Problem details:
Which lines below hold the word "value"? Report each one.

Supplied material:

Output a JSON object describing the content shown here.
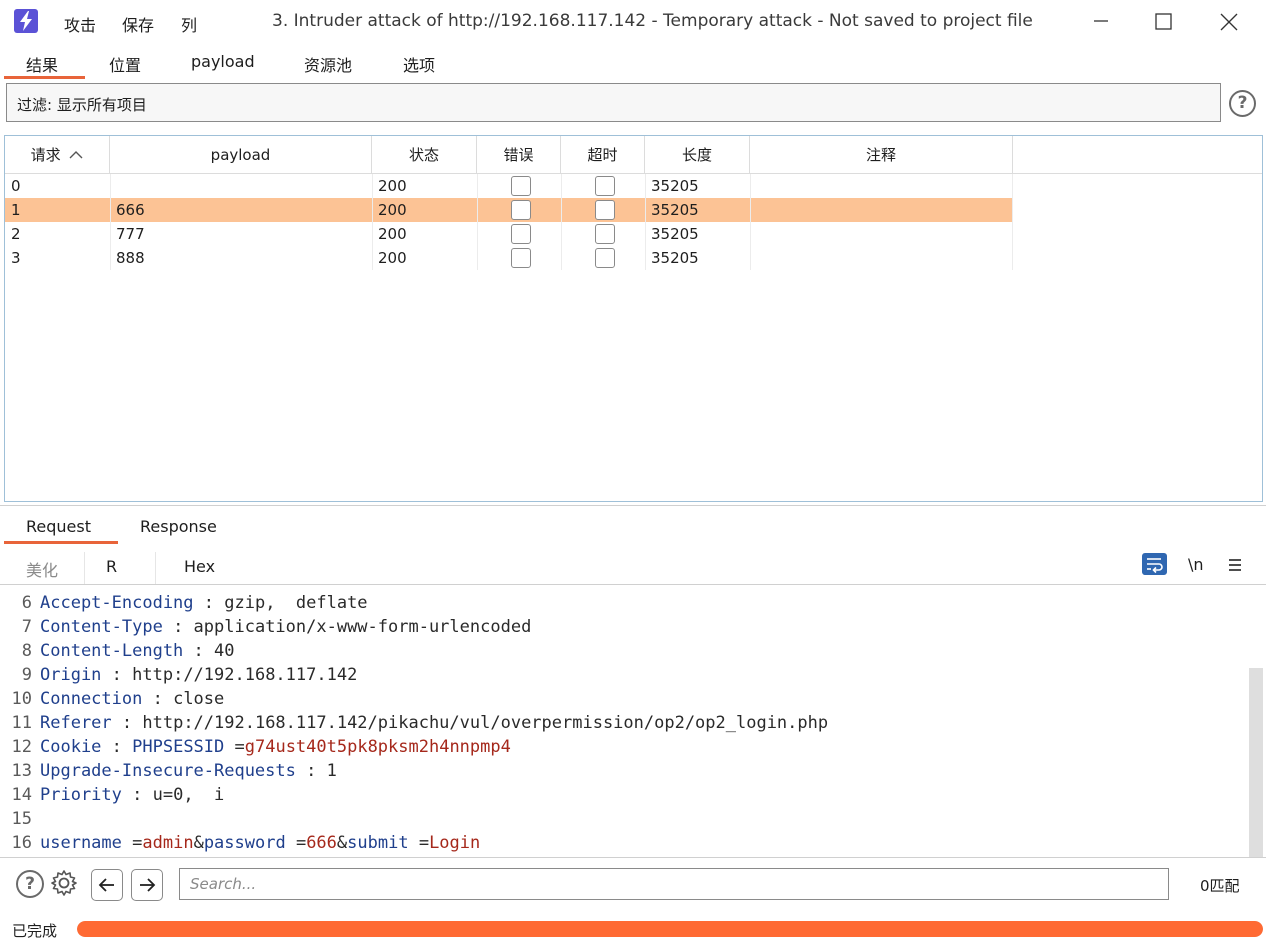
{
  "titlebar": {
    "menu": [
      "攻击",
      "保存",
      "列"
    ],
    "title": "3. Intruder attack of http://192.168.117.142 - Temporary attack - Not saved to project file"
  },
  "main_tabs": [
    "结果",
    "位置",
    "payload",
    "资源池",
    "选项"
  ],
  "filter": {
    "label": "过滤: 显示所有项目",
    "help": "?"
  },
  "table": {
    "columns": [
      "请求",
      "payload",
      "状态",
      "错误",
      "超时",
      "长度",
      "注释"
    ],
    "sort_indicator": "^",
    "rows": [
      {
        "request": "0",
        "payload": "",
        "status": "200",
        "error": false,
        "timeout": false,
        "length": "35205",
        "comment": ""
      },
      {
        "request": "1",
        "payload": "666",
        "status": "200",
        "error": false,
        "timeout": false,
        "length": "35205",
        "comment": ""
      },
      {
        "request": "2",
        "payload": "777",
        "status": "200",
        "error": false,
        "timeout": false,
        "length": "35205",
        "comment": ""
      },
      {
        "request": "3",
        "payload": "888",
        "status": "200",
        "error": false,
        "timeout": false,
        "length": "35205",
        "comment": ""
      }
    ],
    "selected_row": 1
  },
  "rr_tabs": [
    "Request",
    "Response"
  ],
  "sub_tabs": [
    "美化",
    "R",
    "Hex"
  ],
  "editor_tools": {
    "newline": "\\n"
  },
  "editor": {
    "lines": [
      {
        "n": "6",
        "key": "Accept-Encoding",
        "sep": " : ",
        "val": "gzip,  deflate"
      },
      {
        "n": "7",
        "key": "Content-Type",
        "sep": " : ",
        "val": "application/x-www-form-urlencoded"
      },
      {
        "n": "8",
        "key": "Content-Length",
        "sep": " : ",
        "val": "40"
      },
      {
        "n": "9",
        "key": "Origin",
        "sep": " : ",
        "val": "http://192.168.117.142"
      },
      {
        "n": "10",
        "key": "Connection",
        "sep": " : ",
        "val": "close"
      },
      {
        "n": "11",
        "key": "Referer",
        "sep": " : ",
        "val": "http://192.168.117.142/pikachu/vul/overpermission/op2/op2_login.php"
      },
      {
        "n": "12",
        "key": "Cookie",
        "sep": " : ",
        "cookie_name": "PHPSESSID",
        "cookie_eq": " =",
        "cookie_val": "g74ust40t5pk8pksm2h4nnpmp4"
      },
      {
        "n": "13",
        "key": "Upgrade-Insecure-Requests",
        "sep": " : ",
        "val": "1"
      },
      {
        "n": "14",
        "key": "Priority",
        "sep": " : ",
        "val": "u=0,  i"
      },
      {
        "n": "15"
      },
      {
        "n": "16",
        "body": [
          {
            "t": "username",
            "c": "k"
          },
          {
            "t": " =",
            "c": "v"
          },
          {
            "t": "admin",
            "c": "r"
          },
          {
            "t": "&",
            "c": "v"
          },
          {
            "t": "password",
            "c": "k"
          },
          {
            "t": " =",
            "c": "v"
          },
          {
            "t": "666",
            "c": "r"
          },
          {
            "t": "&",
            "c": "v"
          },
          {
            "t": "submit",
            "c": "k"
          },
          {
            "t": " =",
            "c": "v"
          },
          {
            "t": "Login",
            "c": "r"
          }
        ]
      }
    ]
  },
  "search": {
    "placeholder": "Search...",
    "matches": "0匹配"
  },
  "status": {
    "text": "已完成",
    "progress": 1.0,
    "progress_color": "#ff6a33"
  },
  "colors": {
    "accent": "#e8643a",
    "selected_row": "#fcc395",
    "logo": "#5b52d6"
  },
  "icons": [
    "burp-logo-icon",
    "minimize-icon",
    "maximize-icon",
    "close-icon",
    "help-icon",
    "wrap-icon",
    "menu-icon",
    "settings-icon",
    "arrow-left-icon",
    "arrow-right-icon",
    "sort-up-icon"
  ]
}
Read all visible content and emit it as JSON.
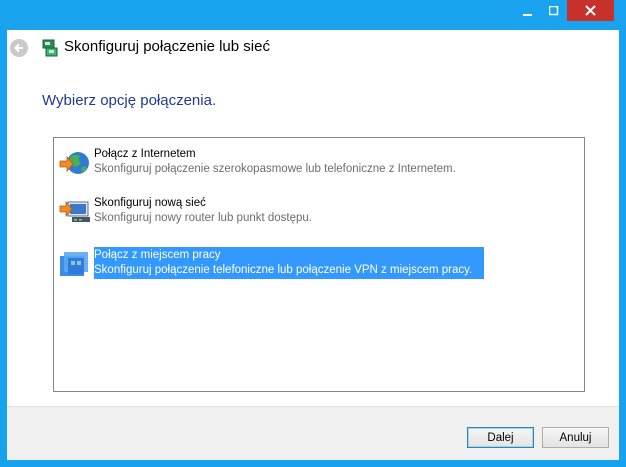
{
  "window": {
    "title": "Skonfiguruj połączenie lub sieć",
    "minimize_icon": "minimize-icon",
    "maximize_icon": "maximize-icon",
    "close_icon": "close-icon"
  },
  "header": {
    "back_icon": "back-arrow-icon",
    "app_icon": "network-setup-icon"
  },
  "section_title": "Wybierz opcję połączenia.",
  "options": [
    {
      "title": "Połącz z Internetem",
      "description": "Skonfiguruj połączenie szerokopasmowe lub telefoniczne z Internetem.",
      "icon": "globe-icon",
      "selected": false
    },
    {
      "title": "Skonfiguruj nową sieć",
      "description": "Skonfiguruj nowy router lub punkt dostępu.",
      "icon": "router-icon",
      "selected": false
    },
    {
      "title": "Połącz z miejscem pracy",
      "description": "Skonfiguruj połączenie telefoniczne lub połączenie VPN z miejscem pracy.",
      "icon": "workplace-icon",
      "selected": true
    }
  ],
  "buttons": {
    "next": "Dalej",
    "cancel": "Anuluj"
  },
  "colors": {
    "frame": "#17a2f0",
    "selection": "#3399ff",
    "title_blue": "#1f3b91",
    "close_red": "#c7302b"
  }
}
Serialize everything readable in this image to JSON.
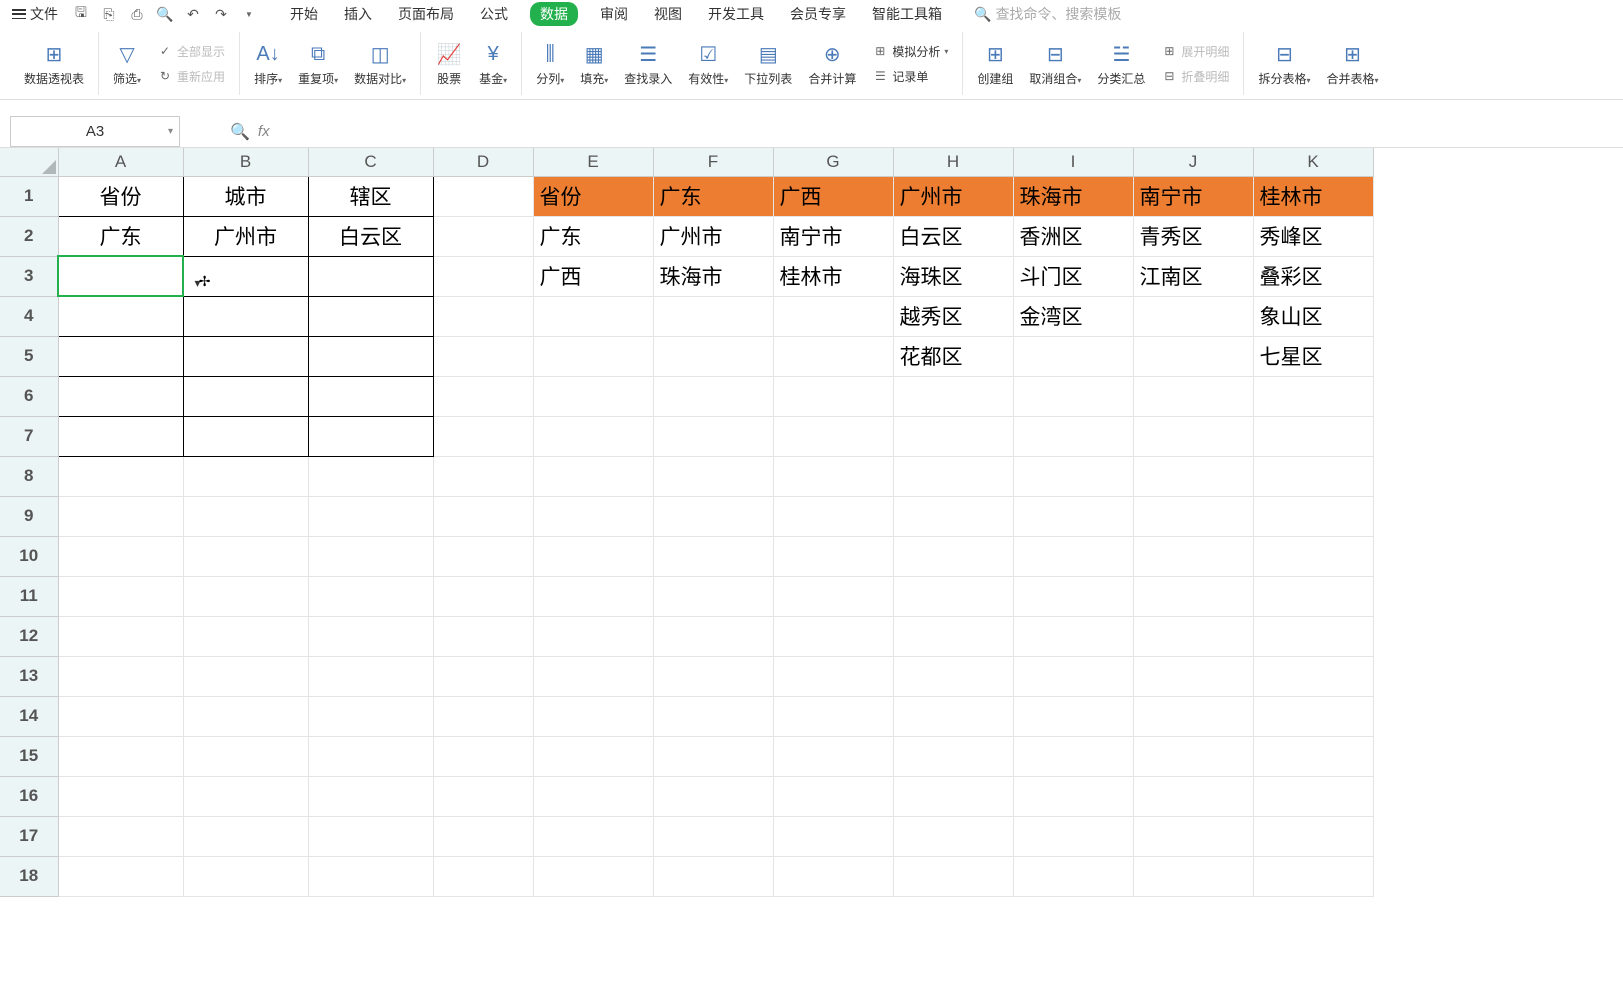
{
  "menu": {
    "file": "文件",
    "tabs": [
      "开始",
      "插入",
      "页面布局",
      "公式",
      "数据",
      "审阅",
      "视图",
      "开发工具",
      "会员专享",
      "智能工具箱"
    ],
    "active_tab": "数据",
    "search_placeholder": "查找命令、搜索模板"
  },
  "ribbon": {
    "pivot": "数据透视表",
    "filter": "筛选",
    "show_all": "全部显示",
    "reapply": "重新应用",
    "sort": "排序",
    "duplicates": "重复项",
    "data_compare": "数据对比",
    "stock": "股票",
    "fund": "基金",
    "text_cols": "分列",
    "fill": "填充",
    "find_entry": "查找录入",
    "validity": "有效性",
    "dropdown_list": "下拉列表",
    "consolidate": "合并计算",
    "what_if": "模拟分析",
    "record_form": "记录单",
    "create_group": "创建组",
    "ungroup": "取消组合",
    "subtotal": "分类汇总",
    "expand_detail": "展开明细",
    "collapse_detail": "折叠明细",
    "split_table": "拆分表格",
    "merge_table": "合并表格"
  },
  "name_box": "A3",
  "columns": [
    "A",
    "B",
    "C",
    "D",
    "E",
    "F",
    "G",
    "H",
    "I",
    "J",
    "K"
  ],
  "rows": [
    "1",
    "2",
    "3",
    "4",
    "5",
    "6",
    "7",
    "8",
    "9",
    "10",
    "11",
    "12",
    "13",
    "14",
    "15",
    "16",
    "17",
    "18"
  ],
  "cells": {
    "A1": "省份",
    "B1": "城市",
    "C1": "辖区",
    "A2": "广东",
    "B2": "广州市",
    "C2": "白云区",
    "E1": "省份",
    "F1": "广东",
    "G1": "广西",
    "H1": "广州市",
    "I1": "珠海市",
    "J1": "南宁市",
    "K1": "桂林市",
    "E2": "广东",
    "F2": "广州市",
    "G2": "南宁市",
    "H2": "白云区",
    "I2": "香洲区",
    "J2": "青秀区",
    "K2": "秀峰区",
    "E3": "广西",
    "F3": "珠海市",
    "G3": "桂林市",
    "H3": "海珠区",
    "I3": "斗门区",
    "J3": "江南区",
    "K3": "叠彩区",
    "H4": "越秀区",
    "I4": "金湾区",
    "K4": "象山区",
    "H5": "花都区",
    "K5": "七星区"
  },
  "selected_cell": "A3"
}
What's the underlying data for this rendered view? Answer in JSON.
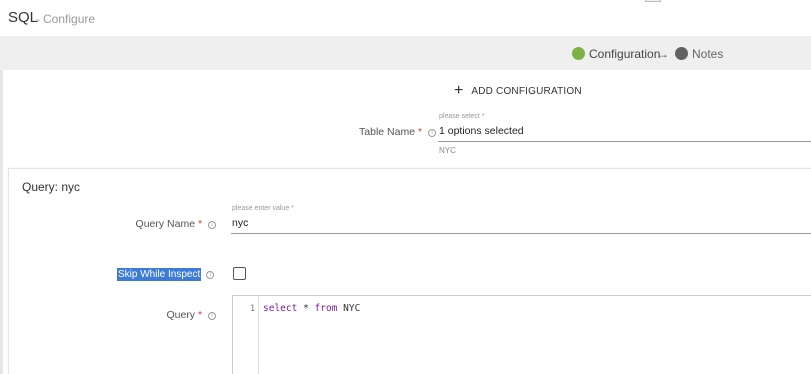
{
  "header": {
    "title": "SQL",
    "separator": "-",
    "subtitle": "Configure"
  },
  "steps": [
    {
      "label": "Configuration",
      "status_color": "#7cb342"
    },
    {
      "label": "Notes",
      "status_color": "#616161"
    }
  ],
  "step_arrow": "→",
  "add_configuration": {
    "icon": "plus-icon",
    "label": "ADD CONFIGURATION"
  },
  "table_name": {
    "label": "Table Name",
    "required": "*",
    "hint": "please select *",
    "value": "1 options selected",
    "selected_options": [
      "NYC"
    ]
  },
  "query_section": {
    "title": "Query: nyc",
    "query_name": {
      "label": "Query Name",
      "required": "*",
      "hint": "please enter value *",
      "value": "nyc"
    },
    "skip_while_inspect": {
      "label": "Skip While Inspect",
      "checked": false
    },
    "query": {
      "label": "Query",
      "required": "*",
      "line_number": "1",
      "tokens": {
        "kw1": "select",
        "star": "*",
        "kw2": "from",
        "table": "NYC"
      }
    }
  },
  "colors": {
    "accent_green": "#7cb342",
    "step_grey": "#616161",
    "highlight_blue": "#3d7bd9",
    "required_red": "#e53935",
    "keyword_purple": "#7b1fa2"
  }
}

Output for this exercise:
    "value": "1 options selected",
      "hint": "please enter value *",
      "value": "nyc"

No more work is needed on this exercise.